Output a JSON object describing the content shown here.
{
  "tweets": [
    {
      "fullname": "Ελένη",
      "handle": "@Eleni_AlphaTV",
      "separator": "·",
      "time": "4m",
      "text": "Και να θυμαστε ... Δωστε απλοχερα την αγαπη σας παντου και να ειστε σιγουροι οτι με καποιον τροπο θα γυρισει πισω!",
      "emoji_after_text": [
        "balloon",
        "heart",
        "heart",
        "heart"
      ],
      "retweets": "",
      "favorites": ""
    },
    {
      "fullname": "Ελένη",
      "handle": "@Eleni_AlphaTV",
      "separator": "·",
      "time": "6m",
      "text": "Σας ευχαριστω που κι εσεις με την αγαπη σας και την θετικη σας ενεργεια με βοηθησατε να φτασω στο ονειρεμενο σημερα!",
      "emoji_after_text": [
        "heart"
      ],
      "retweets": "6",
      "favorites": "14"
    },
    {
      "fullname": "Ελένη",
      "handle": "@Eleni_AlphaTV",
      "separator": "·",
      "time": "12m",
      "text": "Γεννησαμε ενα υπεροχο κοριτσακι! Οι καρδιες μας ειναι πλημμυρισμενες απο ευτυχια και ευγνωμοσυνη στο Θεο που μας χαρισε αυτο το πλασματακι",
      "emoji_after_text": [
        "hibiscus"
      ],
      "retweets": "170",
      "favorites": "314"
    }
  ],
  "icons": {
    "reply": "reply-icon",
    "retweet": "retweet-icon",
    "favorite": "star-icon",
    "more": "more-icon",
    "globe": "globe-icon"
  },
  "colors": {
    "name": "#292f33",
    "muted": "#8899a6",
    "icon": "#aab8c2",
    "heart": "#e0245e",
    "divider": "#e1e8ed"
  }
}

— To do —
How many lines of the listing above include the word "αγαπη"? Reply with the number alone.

— Solution to this task —
2